Both countries and private users can benefit from clean energy. They not only care for the environment by using clean energy but also to save money.
The world consumes an average of 3000 kWh of electricity per person every year (distributed unevenly between countries that consume 200 and others that consume 15000). Beyond the numbers, behind this is the need to reduce consumption to avoid negative effects on the environment, and to replace the use of non-renewable energy with green energy.
The transition from non-renewable energies to renewable energies is everyone’s job. It is a commitment that governments must make in terms of legislation, large companies (because they are the ones that offer different energy alternatives and also those that consume the most), and finally each user, who makes the decisions at home.
However, many myths circulate behind the adoption of renewable energies. One of them is that green energy is necessarily more expensive than traditional sources.
Today, I’ll explain why renewable energy can be more economical, both at the macro-level (for states and companies) and for individual users, and how each can contribute from his place to this passage.
According to Clean Energy ORG, in some countries, it has already been shown that clean energy can be cheaper.
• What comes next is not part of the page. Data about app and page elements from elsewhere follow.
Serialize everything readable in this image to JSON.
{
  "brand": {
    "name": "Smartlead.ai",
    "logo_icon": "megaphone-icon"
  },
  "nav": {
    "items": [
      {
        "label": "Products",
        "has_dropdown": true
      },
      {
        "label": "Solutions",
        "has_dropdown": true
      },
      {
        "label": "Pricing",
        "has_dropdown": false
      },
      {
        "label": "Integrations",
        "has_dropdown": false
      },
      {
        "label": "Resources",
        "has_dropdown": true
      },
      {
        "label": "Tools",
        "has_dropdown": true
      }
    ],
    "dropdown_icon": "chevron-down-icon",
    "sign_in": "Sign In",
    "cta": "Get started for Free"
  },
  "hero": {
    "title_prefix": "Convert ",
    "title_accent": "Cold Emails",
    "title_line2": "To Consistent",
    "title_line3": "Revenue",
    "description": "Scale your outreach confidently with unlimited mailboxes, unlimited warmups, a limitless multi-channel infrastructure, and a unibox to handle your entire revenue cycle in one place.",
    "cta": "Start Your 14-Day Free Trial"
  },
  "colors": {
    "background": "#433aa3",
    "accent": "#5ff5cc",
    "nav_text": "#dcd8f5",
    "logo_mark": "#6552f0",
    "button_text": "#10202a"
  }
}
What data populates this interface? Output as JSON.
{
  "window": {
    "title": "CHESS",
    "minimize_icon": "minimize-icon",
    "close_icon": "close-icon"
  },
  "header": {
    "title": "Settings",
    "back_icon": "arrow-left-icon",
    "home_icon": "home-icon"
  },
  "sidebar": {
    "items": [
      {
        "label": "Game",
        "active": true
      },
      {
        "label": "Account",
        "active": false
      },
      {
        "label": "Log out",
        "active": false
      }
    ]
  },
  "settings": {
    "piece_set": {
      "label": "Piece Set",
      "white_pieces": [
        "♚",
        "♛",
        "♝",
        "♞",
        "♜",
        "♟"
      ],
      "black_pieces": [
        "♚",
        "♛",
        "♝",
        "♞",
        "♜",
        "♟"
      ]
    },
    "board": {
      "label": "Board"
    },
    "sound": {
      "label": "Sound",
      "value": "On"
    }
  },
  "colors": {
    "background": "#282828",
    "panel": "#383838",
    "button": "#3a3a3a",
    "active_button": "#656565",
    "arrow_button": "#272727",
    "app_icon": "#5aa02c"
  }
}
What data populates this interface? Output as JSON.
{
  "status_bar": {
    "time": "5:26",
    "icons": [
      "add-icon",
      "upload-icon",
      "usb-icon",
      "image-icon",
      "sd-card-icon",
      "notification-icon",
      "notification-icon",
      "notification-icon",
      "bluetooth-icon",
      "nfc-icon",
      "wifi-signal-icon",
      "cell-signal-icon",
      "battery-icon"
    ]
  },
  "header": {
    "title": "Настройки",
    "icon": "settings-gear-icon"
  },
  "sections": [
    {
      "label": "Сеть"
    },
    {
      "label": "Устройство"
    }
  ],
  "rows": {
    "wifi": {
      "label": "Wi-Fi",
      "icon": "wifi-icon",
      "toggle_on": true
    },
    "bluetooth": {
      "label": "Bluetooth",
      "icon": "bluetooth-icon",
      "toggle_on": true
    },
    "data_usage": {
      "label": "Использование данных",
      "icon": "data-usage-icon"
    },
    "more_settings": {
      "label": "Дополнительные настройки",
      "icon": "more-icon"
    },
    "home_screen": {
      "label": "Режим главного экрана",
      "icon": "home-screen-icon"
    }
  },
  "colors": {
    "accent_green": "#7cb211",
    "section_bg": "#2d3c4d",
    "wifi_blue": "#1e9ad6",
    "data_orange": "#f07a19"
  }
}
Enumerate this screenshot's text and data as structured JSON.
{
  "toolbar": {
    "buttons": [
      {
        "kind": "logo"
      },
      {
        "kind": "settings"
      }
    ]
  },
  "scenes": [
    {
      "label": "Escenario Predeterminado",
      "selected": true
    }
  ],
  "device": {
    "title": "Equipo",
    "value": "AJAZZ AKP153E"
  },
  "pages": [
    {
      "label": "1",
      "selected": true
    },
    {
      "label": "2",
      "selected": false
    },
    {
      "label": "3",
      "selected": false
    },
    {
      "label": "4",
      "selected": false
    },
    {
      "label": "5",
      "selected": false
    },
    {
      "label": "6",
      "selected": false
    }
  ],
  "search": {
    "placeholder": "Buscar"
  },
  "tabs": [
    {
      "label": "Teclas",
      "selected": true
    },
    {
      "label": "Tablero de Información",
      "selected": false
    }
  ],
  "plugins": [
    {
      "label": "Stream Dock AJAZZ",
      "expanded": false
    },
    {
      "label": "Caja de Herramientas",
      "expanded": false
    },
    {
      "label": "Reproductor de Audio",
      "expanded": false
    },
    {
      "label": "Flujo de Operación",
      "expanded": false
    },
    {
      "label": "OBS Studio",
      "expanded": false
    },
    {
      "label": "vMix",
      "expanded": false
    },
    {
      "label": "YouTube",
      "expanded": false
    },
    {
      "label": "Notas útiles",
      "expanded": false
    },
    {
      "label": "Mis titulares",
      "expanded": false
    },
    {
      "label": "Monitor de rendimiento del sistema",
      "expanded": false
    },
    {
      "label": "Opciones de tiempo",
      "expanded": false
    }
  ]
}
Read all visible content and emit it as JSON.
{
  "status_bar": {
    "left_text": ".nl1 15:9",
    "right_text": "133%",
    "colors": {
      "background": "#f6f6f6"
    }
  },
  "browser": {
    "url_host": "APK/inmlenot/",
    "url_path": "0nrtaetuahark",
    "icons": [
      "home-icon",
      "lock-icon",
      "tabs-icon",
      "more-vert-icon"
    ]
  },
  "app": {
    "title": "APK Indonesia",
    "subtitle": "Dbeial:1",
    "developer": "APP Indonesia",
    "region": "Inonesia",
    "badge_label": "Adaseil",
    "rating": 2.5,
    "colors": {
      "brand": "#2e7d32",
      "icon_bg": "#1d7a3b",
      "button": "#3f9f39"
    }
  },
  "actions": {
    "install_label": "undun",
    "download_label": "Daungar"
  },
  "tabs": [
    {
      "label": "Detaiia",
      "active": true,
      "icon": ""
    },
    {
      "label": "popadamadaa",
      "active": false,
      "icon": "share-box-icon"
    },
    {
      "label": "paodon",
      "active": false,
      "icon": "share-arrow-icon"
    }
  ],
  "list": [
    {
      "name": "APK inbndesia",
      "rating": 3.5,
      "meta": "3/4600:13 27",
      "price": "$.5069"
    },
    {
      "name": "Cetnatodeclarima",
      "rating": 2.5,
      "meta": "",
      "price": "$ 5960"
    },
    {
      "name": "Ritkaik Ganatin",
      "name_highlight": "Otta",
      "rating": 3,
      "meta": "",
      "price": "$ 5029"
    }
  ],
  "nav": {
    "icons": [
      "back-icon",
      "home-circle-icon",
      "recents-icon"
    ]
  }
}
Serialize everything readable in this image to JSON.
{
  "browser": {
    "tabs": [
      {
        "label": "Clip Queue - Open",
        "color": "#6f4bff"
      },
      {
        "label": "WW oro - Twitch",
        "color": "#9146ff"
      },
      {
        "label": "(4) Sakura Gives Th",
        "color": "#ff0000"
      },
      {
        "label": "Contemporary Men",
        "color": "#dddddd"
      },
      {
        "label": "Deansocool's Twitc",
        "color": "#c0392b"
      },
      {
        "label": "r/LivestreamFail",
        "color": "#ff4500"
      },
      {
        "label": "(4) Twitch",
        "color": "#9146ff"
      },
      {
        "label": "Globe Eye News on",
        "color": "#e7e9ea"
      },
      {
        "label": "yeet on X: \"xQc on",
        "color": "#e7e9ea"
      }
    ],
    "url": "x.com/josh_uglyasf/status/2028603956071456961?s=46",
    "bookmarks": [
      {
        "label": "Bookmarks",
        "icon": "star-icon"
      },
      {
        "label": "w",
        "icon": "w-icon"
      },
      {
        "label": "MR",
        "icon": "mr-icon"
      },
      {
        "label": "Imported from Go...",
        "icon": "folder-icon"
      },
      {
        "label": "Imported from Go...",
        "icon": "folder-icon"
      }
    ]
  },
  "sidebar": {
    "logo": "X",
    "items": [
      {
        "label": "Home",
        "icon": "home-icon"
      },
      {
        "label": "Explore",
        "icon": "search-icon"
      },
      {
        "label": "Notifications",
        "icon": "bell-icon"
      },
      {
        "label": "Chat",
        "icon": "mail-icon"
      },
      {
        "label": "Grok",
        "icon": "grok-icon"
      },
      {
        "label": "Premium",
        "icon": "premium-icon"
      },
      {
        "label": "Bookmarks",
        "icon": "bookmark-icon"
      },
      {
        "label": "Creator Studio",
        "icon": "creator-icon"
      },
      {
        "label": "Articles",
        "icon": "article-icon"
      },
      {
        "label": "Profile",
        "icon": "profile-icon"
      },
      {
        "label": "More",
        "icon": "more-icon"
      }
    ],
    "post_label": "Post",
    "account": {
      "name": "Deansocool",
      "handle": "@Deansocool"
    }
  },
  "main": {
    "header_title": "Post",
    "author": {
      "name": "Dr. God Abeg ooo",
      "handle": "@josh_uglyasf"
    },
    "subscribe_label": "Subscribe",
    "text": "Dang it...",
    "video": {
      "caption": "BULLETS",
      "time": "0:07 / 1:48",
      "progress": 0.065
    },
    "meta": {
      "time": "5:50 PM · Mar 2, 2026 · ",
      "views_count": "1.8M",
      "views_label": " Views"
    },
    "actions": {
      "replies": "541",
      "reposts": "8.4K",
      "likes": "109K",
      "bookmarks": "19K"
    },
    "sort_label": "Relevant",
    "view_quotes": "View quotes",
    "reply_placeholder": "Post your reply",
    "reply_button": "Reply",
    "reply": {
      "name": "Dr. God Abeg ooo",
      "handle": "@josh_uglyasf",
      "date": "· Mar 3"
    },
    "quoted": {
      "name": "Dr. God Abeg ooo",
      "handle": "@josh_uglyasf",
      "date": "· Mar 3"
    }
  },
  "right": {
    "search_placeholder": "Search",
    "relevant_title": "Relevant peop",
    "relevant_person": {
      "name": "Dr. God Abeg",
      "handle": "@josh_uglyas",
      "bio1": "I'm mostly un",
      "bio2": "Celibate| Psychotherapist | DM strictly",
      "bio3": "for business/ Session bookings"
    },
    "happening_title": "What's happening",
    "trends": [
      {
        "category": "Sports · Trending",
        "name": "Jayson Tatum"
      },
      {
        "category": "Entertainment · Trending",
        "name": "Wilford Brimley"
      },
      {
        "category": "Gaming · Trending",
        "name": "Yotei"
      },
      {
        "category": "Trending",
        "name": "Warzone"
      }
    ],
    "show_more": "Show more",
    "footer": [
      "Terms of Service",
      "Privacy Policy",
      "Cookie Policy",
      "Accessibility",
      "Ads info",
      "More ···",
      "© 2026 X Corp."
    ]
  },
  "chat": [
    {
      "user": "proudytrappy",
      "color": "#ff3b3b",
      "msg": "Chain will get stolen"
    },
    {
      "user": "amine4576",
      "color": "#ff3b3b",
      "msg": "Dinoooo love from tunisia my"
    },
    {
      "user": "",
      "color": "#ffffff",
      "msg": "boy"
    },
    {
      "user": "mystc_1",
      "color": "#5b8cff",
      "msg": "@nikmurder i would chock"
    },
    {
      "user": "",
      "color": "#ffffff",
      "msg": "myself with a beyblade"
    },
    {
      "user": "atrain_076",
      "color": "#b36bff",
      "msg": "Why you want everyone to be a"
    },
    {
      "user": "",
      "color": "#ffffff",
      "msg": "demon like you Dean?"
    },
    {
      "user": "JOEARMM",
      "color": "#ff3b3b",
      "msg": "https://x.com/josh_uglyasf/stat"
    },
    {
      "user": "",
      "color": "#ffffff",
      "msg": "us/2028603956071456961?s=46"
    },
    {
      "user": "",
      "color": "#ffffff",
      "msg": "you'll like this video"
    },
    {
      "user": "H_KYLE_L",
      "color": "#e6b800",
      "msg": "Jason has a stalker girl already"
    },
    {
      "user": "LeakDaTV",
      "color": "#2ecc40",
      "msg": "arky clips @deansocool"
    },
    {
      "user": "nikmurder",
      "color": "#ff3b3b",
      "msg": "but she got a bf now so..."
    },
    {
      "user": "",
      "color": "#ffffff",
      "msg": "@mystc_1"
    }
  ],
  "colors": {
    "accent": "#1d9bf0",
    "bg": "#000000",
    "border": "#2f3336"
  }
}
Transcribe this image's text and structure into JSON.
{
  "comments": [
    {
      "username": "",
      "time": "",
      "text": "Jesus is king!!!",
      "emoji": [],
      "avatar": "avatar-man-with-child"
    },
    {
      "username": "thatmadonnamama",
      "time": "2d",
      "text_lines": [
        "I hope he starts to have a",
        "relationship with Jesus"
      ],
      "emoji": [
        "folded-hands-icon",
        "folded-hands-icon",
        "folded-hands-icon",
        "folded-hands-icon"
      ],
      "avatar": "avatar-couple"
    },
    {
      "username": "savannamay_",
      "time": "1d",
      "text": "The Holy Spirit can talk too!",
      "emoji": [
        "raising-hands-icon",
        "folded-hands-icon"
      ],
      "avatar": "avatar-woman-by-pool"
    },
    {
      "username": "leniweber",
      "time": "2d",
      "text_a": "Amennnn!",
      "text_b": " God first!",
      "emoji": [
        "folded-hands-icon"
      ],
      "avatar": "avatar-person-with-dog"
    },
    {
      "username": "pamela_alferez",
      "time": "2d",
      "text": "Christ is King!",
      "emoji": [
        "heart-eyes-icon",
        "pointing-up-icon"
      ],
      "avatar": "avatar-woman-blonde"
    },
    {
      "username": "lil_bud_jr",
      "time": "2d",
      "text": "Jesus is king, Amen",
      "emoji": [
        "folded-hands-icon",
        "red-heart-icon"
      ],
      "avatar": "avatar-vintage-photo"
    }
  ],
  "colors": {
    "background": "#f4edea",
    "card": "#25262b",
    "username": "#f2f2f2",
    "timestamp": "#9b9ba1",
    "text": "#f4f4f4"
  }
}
A Latin American example is Uruguay, where generating conventional thermal energy with imported fuels, costs more than the US $110 MWh, while its wind energy costs US $64 MWh. Uruguay’s commitment to clean energy has allowed it to save an enormous amount of money.
Energy prices correspond to the resources each country has. Therefore, a country with abundant hydrocarbon reserves and limited extraction costs will have a lower conventional energy cost than another country without those reserves or with other costs. On the contrary, a country that has natural resources of excellent quality (such as wind and solar) will be able to produce renewable energies more economically than other types of energy.
The passage to clean energy is not only in the hands of the country’s leaders but also of the consumers. In order for there to be renewable energies in a country, greater consumer awareness is necessary in order for this passage to be a viable option.
But, as Clean Energy ORG explains, there are many companies that are analyzing and ensuring higher percentages of clean energy in their supply matrix. According to one businessman: “It is a project that has to make sense from the economic point of view, and also from the cultural point of view”.
We can all do a lot, from small daily behaviors to larger decisions, such as those we make when building or renovating our home.
It is to be hoped that in the near future many more possibilities will open up, such as transforming users into clean energy generators. But, there is already a lot to be done today.
Also, many countries are viewing clean energy as a commitment to sustainability. The signing of the Paris Agreement and its complementary documents by almost 200 countries, is a clear symptom that there is increasing awareness and commitment in this regard, and Latin America can be a relevant actor in this new challenge by incorporating these forms of clean energy.
But there is still a long way to go, and everyone plays a big part in the clean energy movement. From a country’s decision to vote on a law to pass to our decision to choose to vacation in a lodge fed by green energy, or something as small as disconnecting appliances that are not in use, we can all do something to move towards this new paradigm.